Here’s a practice you might like to take on in building your leadership etiquette: think about the qualities of leadership that you love to see yourself practice. Recall those times when you have seen others respond well to your courage as a leader. Incorporate that thinking into who you want to be as a leader going forward
For me the etiquette of my leadership, my tasteful leadership, includes:
Being at peace with my-self.
Relating to others through deep care for them as amazing others.
Conducting myself so that others feel good about themselves and their situation.
What is your leadership etiquette?
Whatever it is, that is tasteful leadership
Some years ago I watched a managing director of a very large organisation ranting at a management retreat. The woman sitting beside him eventually leaned a little towards him, and lightly touched his arm. The effect was electric. Without seemingly noticing the touch, his voice transformed, his volume decreased, his pace slowed and his language became more considered.
We all have the gift of touch as leaders. Sometimes it is a physical touch: embracing another appropriately to show care and concern, helping in a situation where physical effort is required. Sometimes it is metaphorical touch: reaching out to another to make contact, build relationships, promote connections, strengthen connectivity. Of course at the other end of the spectrum, touch can be expressed as force. This is not leadership, so don’t do it.
Here’s’ a practice for you to develop your leadership sensitivity to the power of touch:
In your leadership interactions this week, notice the impact of a slight, appropriate, physical touch offered to another.
Observe the other’s response.
Notice your own response and use it as an opportunity to move your next leadership action to a new place of sensitivity and effectiveness.
Sensitive leadership is not namby pamby stuff. Being sensitive to our self and others in our practice of leadership requires discipline, awareness, courage, intentionality, strength of character, the practice of ethical behaviours at all times. To repeat, good leaders use their sense, their sensitivity and their senses in being leaders in the moment.
Best wishes in your practice of sensitive leadership. I’d be delighted to hear of your experience in this domain.

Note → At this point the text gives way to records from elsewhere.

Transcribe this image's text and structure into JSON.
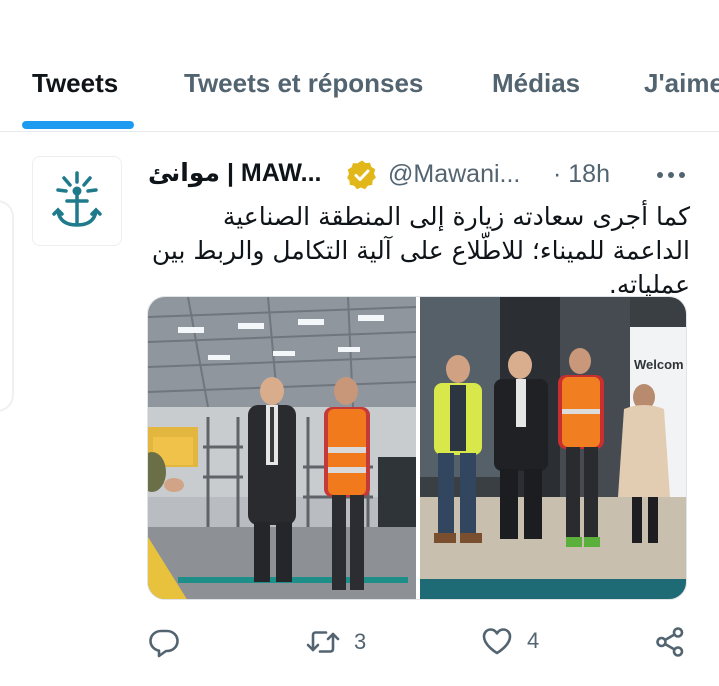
{
  "tabs": [
    {
      "label": "Tweets",
      "active": true
    },
    {
      "label": "Tweets et réponses",
      "active": false
    },
    {
      "label": "Médias",
      "active": false
    },
    {
      "label": "J'aime",
      "active": false
    }
  ],
  "tweet": {
    "display_name": "موانئ | MAW...",
    "handle": "@Mawani...",
    "time": "· 18h",
    "text": "كما أجرى سعادته زيارة إلى المنطقة الصناعية الداعمة للميناء؛ للاطّلاع على آلية التكامل والربط بين عملياته.",
    "media": {
      "right_photo_sign": "Welcom"
    },
    "actions": {
      "reply_count": "",
      "retweet_count": "3",
      "like_count": "4"
    }
  },
  "colors": {
    "accent": "#1d9bf0",
    "verified_gold": "#e2b719",
    "brand_teal": "#1f7a8c",
    "muted_text": "#536471"
  },
  "icons": [
    "anchor-logo-icon",
    "verified-badge-icon",
    "more-icon",
    "reply-icon",
    "retweet-icon",
    "like-icon",
    "share-icon"
  ]
}
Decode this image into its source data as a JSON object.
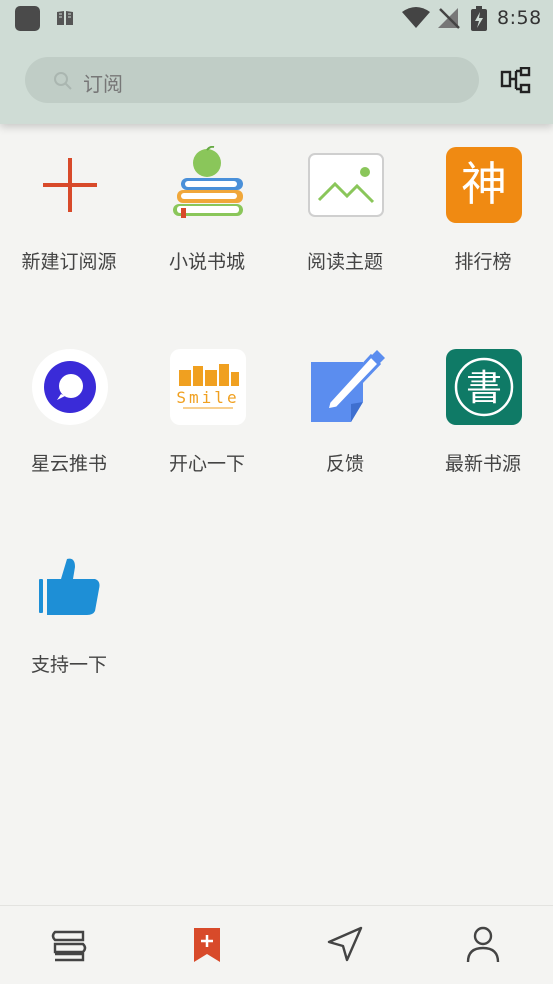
{
  "status_bar": {
    "time": "8:58"
  },
  "search": {
    "placeholder": "订阅"
  },
  "tiles": [
    {
      "label": "新建订阅源",
      "icon": "plus-icon"
    },
    {
      "label": "小说书城",
      "icon": "books-apple-icon"
    },
    {
      "label": "阅读主题",
      "icon": "image-icon"
    },
    {
      "label": "排行榜",
      "icon": "shen-logo-icon",
      "logo_char": "神"
    },
    {
      "label": "星云推书",
      "icon": "nebula-icon"
    },
    {
      "label": "开心一下",
      "icon": "smile-logo-icon",
      "logo_text": "Smile"
    },
    {
      "label": "反馈",
      "icon": "feedback-pen-icon"
    },
    {
      "label": "最新书源",
      "icon": "book-source-logo-icon",
      "logo_char": "書"
    },
    {
      "label": "支持一下",
      "icon": "thumbs-up-icon"
    }
  ],
  "bottom_nav": [
    {
      "name": "bookshelf",
      "icon": "bookshelf-icon"
    },
    {
      "name": "subscription",
      "icon": "bookmark-plus-icon",
      "active": true
    },
    {
      "name": "discover",
      "icon": "navigation-arrow-icon"
    },
    {
      "name": "profile",
      "icon": "user-icon"
    }
  ],
  "colors": {
    "accent": "#d84a2a",
    "header": "#cfdcd5",
    "background": "#f4f4f2"
  }
}
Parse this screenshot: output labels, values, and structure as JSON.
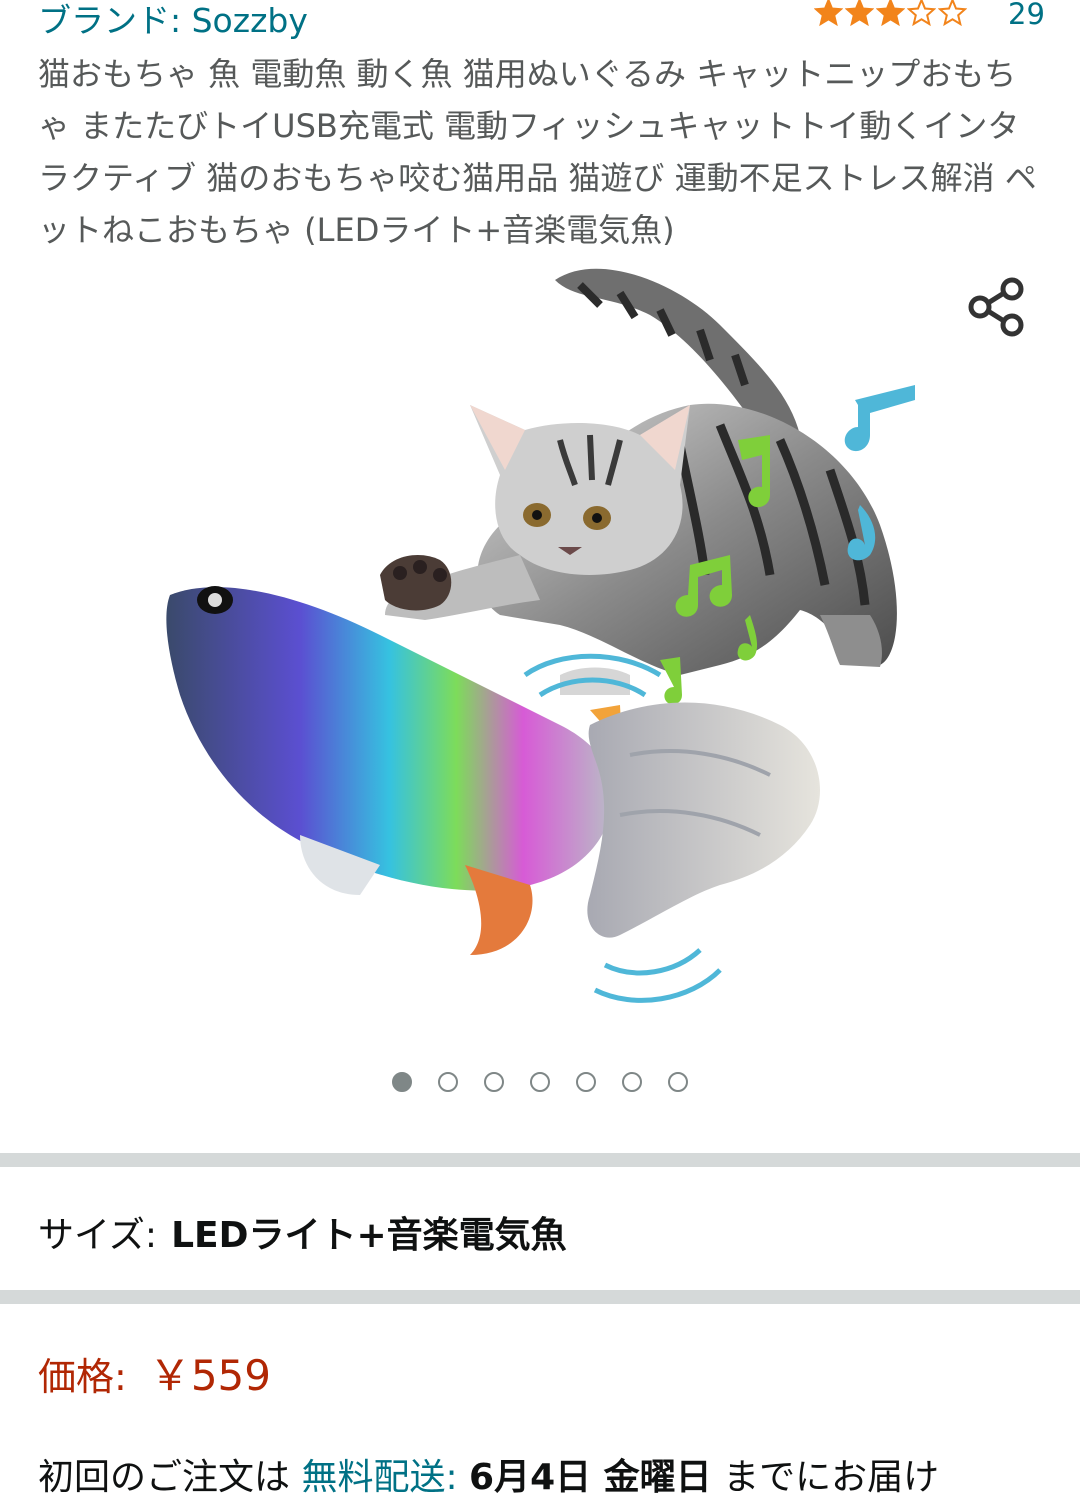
{
  "brand": {
    "prefix": "ブランド: ",
    "name": "Sozzby",
    "accent": "#007185"
  },
  "rating": {
    "stars_filled": 3,
    "stars_total": 5,
    "review_count": "29",
    "star_color": "#f2841b"
  },
  "title": "猫おもちゃ 魚 電動魚 動く魚 猫用ぬいぐるみ キャットニップおもちゃ またたびトイUSB充電式 電動フィッシュキャットトイ動くインタラクティブ 猫のおもちゃ咬む猫用品 猫遊び 運動不足ストレス解消 ペットねこおもちゃ (LEDライト+音楽電気魚)",
  "carousel": {
    "image_count": 7,
    "active_index": 0,
    "share_icon": "share-icon"
  },
  "size": {
    "label": "サイズ:",
    "value": "LEDライト+音楽電気魚"
  },
  "price": {
    "label": "価格:",
    "value": "￥559",
    "color": "#b12704"
  },
  "delivery": {
    "prefix": "初回のご注文は ",
    "free_shipping": "無料配送:",
    "date": "6月4日 金曜日",
    "suffix": " までにお届け"
  }
}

Ian is a Cause & Effective Associate and Executive Chair of The Leadership Foundation. The Foundation aims to create opportunities and an environment where you can hold yourself to account and provides the mechanisms and time to reflect on who you are, why you choose to lead, and what matters to you most. Ian can be contacted here.